A trademark must be able to distinguish the owner’s goods and/or services from those of others. Ironically, when a trademark becomes too popular, it could lose this essential function. A trademark loses its distinctiveness when it becomes synonymous with the goods or services in ordinary parlance.
In the recent decision 8073902 Canada Inc. v. Vardy, the Federal Court ruled that the trademark DIAL-A-BOTTLE had lost its distinctiveness due to the unlicensed use of the DIAL-A-BOTTLE mark and variations thereof by many businesses and persons for many years. Inconsistent, ineffective and late efforts to enforce trademark rights were determined by the Court to be insufficient for the trademark owner to retain its exclusive rights to the trademark. In this case, the trademark owner sent out cease and desist letters, demanded internet advertisements be removed, and commenced but later discontinued actions at the Ontario Superior Court of Justice. The Court ruled that these efforts were neither sufficient nor timely. Consequently, the registration for the DIAL-A-BOTTLE trademark was expunged.
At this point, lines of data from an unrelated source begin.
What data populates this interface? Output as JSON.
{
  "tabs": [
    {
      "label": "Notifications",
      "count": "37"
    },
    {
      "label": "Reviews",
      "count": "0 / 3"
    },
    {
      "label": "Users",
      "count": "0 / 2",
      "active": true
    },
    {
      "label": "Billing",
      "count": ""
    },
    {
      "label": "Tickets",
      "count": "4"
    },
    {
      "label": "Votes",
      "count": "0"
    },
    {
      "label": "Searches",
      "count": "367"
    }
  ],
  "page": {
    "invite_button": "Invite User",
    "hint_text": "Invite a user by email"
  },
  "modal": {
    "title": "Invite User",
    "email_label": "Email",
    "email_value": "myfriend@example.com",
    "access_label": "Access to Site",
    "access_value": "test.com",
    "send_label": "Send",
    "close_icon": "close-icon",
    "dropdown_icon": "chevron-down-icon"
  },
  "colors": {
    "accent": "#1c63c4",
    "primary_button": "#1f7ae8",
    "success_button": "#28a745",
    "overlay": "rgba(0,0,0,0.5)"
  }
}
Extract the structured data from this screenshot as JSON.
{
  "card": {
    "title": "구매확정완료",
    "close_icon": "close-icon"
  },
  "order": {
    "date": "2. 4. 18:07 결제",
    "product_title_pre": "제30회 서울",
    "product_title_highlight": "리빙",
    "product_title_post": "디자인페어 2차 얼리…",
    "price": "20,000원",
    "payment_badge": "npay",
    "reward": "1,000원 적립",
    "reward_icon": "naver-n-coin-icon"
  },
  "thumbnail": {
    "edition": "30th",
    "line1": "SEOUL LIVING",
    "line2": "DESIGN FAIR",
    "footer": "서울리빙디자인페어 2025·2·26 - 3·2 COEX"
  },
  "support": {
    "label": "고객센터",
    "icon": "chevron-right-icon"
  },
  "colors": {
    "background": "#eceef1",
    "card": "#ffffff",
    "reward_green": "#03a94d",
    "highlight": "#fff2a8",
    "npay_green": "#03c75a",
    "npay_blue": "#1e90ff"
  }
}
To avoid genericide, trademark owners should avoid use in a ubiquitous and generic manner, and take immediate and meaningful actions to enforce trademark rights when they become aware of unauthorized uses.